[Extracted data entries]

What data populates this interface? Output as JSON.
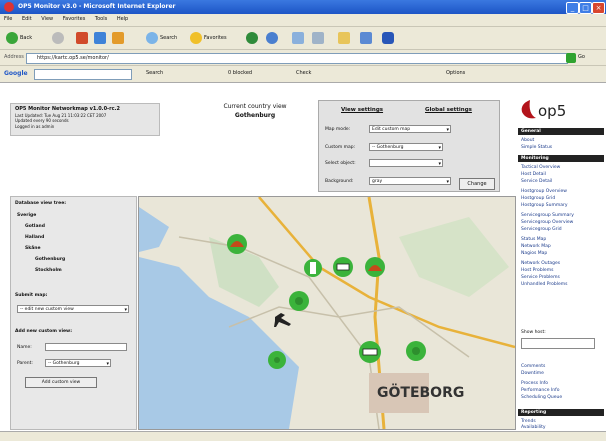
{
  "window": {
    "title": "OP5 Monitor v3.0 - Microsoft Internet Explorer",
    "min": "_",
    "max": "□",
    "close": "×"
  },
  "menu": [
    "File",
    "Edit",
    "View",
    "Favorites",
    "Tools",
    "Help"
  ],
  "toolbar": {
    "back": "Back",
    "search": "Search",
    "favorites": "Favorites"
  },
  "address": {
    "label": "Address",
    "url": "https://kartc.op5.se/monitor/",
    "go": "Go"
  },
  "google": {
    "logo": "Google",
    "search": "Search",
    "blocked": "0 blocked",
    "check": "Check",
    "options": "Options"
  },
  "status_box": {
    "title": "OP5 Monitor Networkmap v1.0.0-rc.2",
    "lines": [
      "Last Updated: Tue Aug 21 11:03:22 CET 2007",
      "Updated every 90 seconds",
      "Logged in as admin"
    ]
  },
  "current": {
    "line1": "Current country view",
    "line2": "Gothenburg"
  },
  "view_settings": {
    "tab1": "View settings",
    "tab2": "Global settings",
    "rows": [
      {
        "label": "Map mode:",
        "value": "Edit custom map"
      },
      {
        "label": "Custom map:",
        "value": "-- Gothenburg"
      },
      {
        "label": "Select object:",
        "value": ""
      },
      {
        "label": "Background:",
        "value": "gray"
      }
    ],
    "change": "Change"
  },
  "left_panel": {
    "title": "Database view tree:",
    "tree": [
      {
        "text": "Sverige",
        "bold": true,
        "indent": 0
      },
      {
        "text": "Gotland",
        "bold": true,
        "indent": 1
      },
      {
        "text": "Halland",
        "bold": true,
        "indent": 1
      },
      {
        "text": "Skåne",
        "bold": true,
        "indent": 1
      },
      {
        "text": "Gothenburg",
        "bold": true,
        "indent": 2
      },
      {
        "text": "Stockholm",
        "bold": true,
        "indent": 2
      }
    ],
    "submit_label": "Submit map:",
    "submit_value": "-- edit new custom view",
    "add_title": "Add new custom view:",
    "name_label": "Name:",
    "parent_label": "Parent:",
    "parent_value": "-- Gothenburg",
    "add_button": "Add custom view"
  },
  "sidebar": {
    "logo": "op5",
    "sections": [
      {
        "title": "General",
        "items": [
          "About",
          "Simple Status"
        ]
      },
      {
        "title": "Monitoring",
        "items": [
          "Tactical Overview",
          "Host Detail",
          "Service Detail",
          "Hostgroup Overview",
          "Hostgroup Grid",
          "Hostgroup Summary",
          "Servicegroup Summary",
          "Servicegroup Overview",
          "Servicegroup Grid",
          "Status Map",
          "Network Map",
          "Nagios Map",
          "Network Outages",
          "Host Problems",
          "Service Problems",
          "Unhandled Problems"
        ]
      },
      {
        "title": "Reporting",
        "items": [
          "Trends",
          "Availability"
        ]
      }
    ],
    "show_host": "Show host:",
    "extra": [
      "Comments",
      "Downtime",
      "Process Info",
      "Performance Info",
      "Scheduling Queue"
    ]
  },
  "map": {
    "markers": [
      {
        "name": "host-status-warning",
        "icon": "warning-icon"
      },
      {
        "name": "host-status-ok",
        "icon": "ok-icon"
      },
      {
        "name": "host-status-pending",
        "icon": "pending-icon"
      },
      {
        "name": "host-status-warning",
        "icon": "warning-icon"
      },
      {
        "name": "host-status-ok",
        "icon": "ok-icon"
      },
      {
        "name": "host-status-ok",
        "icon": "ok-icon"
      },
      {
        "name": "host-status-pending",
        "icon": "pending-icon"
      },
      {
        "name": "host-status-ok",
        "icon": "ok-icon"
      }
    ],
    "colors": {
      "ok": "#3bb33b",
      "warning": "#c44a1a",
      "water": "#a8c9e6",
      "land": "#e9e6d8"
    }
  },
  "status_bar": {
    "text": ""
  }
}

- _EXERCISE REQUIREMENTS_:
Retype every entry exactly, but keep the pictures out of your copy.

- _EXERCISE ANSWER_:
What data populates this interface? Output as JSON.
{
  "window": {
    "title": "OP5 Monitor v3.0 - Microsoft Internet Explorer",
    "min": "_",
    "max": "□",
    "close": "×"
  },
  "menu": [
    "File",
    "Edit",
    "View",
    "Favorites",
    "Tools",
    "Help"
  ],
  "toolbar": {
    "back": "Back",
    "search": "Search",
    "favorites": "Favorites"
  },
  "address": {
    "label": "Address",
    "url": "https://kartc.op5.se/monitor/",
    "go": "Go"
  },
  "google": {
    "logo": "Google",
    "search": "Search",
    "blocked": "0 blocked",
    "check": "Check",
    "options": "Options"
  },
  "status_box": {
    "title": "OP5 Monitor Networkmap v1.0.0-rc.2",
    "lines": [
      "Last Updated: Tue Aug 21 11:03:22 CET 2007",
      "Updated every 90 seconds",
      "Logged in as admin"
    ]
  },
  "current": {
    "line1": "Current country view",
    "line2": "Gothenburg"
  },
  "view_settings": {
    "tab1": "View settings",
    "tab2": "Global settings",
    "rows": [
      {
        "label": "Map mode:",
        "value": "Edit custom map"
      },
      {
        "label": "Custom map:",
        "value": "-- Gothenburg"
      },
      {
        "label": "Select object:",
        "value": ""
      },
      {
        "label": "Background:",
        "value": "gray"
      }
    ],
    "change": "Change"
  },
  "left_panel": {
    "title": "Database view tree:",
    "tree": [
      {
        "text": "Sverige",
        "bold": true,
        "indent": 0
      },
      {
        "text": "Gotland",
        "bold": true,
        "indent": 1
      },
      {
        "text": "Halland",
        "bold": true,
        "indent": 1
      },
      {
        "text": "Skåne",
        "bold": true,
        "indent": 1
      },
      {
        "text": "Gothenburg",
        "bold": true,
        "indent": 2
      },
      {
        "text": "Stockholm",
        "bold": true,
        "indent": 2
      }
    ],
    "submit_label": "Submit map:",
    "submit_value": "-- edit new custom view",
    "add_title": "Add new custom view:",
    "name_label": "Name:",
    "parent_label": "Parent:",
    "parent_value": "-- Gothenburg",
    "add_button": "Add custom view"
  },
  "sidebar": {
    "logo": "op5",
    "sections": [
      {
        "title": "General",
        "items": [
          "About",
          "Simple Status"
        ]
      },
      {
        "title": "Monitoring",
        "items": [
          "Tactical Overview",
          "Host Detail",
          "Service Detail",
          "Hostgroup Overview",
          "Hostgroup Grid",
          "Hostgroup Summary",
          "Servicegroup Summary",
          "Servicegroup Overview",
          "Servicegroup Grid",
          "Status Map",
          "Network Map",
          "Nagios Map",
          "Network Outages",
          "Host Problems",
          "Service Problems",
          "Unhandled Problems"
        ]
      },
      {
        "title": "Reporting",
        "items": [
          "Trends",
          "Availability"
        ]
      }
    ],
    "show_host": "Show host:",
    "extra": [
      "Comments",
      "Downtime",
      "Process Info",
      "Performance Info",
      "Scheduling Queue"
    ]
  },
  "map": {
    "markers": [
      {
        "name": "host-status-warning",
        "icon": "warning-icon"
      },
      {
        "name": "host-status-ok",
        "icon": "ok-icon"
      },
      {
        "name": "host-status-pending",
        "icon": "pending-icon"
      },
      {
        "name": "host-status-warning",
        "icon": "warning-icon"
      },
      {
        "name": "host-status-ok",
        "icon": "ok-icon"
      },
      {
        "name": "host-status-ok",
        "icon": "ok-icon"
      },
      {
        "name": "host-status-pending",
        "icon": "pending-icon"
      },
      {
        "name": "host-status-ok",
        "icon": "ok-icon"
      }
    ],
    "colors": {
      "ok": "#3bb33b",
      "warning": "#c44a1a",
      "water": "#a8c9e6",
      "land": "#e9e6d8"
    }
  },
  "status_bar": {
    "text": ""
  }
}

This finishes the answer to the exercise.